Acting Commissioner Daniel F. Martucciello III of the New York State Department of Corrections and Community Supervision said, “Removing barriers to re-entry and giving justice-involved people a second chance is critical to the rehabilitation process. The CLEAN Act will not only aid the Department’s efforts to reduce recidivism, but will bring hope to hundreds of thousands of New Yorkers by providing greater access to jobs and housing. I applaud Governor Hochul for her leadership in implementing such impactful change while giving public safety the utmost priority. The Department has already begun working with our state partners to ensure that the Office of Court Administration has the necessary resources to implement this law as quickly as possible.
State Senator Zellnor Myri said, “It’s not every day that we can change our laws to strengthen our communities, make our legal system fairer, improve public safety and grow our economy all at the same time.” But that’s exactly what Clean Slate will do for New Yorkers. I am grateful to Governor Hochul for signing this transformative bill into law, to my partner Assemblywoman Catalina Cruz, and to one of the largest, broadest and most diverse coalitions in state history who helped make this moment possible. To the millions of New Yorkers who will be affected by this law, I am proud to say that the wait is over.”
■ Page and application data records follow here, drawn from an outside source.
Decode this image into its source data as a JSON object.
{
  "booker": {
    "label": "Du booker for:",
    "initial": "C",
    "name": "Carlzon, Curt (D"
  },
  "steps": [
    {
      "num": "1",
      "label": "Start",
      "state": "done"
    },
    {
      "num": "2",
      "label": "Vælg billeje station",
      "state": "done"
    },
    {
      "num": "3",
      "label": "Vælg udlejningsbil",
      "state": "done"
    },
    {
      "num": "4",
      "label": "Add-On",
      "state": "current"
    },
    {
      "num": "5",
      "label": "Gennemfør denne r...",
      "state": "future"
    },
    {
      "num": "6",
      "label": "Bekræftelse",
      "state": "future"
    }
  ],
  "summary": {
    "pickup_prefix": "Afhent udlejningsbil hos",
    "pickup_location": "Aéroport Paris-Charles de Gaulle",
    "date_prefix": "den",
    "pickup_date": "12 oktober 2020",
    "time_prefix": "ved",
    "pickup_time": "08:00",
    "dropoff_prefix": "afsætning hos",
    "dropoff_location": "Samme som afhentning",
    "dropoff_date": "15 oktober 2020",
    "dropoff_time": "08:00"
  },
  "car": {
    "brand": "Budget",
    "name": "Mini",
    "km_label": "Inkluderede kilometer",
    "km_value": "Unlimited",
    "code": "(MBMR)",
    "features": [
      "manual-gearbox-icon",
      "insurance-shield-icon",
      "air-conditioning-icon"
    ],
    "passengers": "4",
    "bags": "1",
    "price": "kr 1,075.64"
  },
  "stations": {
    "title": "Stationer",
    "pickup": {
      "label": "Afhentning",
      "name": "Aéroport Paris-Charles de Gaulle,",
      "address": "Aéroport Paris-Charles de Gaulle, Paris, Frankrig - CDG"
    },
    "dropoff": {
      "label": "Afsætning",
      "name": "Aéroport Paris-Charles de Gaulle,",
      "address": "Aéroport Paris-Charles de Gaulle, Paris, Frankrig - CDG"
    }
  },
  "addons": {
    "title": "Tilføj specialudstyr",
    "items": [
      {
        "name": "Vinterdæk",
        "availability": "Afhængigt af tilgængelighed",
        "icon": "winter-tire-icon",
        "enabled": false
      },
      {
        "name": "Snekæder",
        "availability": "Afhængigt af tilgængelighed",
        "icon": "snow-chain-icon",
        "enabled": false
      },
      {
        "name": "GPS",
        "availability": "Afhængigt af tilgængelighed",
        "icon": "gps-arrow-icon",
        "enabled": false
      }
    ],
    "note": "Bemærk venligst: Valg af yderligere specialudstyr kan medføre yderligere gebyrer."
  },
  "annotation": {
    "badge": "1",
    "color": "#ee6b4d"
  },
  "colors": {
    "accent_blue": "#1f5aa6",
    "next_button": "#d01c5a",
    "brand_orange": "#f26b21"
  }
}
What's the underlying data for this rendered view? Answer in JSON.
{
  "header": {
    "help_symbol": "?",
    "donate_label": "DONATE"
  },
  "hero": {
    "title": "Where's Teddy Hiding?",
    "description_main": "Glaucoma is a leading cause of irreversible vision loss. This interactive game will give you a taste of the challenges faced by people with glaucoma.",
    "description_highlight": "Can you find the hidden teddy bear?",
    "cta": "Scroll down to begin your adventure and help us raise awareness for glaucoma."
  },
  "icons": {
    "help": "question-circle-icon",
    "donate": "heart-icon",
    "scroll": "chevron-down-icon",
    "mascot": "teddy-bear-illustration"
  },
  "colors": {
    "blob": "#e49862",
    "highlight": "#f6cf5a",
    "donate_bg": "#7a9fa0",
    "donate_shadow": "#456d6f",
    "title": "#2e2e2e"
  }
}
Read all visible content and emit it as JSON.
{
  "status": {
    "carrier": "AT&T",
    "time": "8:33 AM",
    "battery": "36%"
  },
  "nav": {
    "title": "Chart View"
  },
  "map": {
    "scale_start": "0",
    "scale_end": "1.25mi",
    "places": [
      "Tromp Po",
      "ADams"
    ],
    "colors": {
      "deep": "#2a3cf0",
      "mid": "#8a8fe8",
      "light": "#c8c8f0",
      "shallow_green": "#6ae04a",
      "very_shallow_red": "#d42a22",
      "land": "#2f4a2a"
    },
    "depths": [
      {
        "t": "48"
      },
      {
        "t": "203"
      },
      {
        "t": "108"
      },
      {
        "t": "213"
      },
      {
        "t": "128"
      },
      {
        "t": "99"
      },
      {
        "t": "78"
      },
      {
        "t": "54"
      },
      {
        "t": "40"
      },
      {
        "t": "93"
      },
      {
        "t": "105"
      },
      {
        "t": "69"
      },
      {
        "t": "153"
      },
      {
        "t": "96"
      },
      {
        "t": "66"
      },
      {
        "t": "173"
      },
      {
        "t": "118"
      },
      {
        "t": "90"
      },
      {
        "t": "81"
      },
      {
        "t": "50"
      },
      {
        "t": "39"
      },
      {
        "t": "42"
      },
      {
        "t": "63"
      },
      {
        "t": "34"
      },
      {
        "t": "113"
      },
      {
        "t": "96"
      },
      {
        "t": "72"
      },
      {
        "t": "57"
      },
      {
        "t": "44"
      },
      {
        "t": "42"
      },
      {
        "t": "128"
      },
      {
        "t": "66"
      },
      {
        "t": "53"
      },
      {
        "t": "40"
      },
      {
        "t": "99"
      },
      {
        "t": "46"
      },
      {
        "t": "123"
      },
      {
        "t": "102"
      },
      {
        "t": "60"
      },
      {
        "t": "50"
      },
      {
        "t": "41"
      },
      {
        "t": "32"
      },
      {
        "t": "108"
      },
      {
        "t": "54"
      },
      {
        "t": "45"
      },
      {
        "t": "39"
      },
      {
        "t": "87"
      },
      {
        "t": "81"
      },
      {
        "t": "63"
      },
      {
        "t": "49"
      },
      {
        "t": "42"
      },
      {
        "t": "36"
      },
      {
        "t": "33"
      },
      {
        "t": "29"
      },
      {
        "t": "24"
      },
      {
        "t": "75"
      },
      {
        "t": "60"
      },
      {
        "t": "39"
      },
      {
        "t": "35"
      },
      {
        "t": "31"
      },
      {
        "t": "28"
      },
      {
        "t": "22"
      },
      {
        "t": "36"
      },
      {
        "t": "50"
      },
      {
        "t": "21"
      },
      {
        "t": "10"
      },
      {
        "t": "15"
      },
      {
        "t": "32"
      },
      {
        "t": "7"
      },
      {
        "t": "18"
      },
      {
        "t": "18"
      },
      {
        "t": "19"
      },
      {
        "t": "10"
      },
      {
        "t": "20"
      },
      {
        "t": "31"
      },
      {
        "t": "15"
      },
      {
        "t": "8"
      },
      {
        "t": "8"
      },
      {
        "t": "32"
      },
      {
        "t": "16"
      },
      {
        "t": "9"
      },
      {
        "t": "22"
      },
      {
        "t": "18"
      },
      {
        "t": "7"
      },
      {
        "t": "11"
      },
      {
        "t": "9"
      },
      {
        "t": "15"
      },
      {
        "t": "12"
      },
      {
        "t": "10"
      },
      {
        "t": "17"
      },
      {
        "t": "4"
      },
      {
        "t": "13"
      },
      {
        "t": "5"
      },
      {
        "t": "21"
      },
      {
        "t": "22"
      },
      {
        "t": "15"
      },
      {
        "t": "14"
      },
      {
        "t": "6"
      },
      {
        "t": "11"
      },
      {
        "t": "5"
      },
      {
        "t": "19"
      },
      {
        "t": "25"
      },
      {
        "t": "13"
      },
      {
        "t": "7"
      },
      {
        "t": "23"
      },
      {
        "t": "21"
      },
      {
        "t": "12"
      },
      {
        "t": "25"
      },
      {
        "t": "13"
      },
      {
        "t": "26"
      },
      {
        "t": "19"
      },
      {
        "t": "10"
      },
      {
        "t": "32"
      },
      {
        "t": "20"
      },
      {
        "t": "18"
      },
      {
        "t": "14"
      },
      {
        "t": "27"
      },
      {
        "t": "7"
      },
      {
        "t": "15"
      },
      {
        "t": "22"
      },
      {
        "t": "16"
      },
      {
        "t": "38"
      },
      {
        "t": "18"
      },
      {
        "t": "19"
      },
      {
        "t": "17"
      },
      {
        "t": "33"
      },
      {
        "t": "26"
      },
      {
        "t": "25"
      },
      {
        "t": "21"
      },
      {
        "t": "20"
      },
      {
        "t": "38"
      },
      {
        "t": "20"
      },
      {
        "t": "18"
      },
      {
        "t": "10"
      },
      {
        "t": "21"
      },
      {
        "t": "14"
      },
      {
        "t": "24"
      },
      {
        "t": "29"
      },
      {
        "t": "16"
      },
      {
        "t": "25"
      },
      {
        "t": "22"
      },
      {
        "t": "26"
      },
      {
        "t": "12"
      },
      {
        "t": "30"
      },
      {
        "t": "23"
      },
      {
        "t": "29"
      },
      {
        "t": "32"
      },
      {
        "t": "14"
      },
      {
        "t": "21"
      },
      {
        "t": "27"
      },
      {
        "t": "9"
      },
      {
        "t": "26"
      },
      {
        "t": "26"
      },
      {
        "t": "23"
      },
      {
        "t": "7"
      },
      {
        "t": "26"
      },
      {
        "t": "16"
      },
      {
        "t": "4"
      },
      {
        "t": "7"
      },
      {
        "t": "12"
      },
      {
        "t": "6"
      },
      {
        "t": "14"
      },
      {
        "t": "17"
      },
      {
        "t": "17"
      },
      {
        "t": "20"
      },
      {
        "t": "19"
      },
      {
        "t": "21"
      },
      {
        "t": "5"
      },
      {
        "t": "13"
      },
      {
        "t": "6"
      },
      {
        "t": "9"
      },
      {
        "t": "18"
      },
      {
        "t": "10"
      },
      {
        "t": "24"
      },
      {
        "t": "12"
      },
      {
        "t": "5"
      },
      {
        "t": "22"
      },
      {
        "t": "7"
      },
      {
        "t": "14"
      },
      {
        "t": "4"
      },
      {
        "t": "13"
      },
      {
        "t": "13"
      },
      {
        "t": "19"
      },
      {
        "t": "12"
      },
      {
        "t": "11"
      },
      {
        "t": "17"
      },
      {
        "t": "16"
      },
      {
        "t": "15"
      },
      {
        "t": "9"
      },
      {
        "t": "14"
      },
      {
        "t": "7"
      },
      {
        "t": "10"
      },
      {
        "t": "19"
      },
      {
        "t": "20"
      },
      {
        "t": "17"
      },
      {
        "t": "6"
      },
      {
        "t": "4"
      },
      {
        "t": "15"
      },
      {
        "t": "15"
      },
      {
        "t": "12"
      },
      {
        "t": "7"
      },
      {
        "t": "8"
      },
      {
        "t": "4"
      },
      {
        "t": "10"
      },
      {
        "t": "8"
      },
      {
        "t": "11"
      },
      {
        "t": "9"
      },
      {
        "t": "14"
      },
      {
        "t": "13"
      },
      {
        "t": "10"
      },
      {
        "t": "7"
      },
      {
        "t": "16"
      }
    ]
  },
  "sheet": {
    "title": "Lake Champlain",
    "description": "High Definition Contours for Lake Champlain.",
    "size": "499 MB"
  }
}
Assemblywoman Catalina Cruz said, I am deeply moved by this incredible step in our journey toward justice, redemption, and economic development. This transformative law aims to offset the harmful effects of a criminal justice system designed to promote unfairness and injustice even after the debt to society has been repaid. Millions of New Yorkers are burdened by the crippling weight of their past convictions. By giving qualified individuals a clean slate, we unlock the doors to decent work, education and housing, fueling economic growth and stability for all New Yorkers. Ensuring that people can work and find housing is the best way to keep our communities safe, reduce recidivism, and break the cycle of poverty and mass incarceration for generations to come. I am proud of the strong and supportive coalition we have built, from labor unions, small and large businesses, to criminal justice and law enforcement activists, as well as religious and civic leaders. It’s a testament to our commitment to building a more inclusive and fair economy where everyone has the opportunity to contribute and thrive, regardless of their background. I would like to thank Governor Hochul for signing this bill into law, as well as Speaker Histie for never wavering in our collective vision. I also want to thank my colleague Senator Mairi and the Clean Slate Coalition for fighting every step of the way so that 2.3 million New Yorkers and their generations can get the second chance they so desperately need.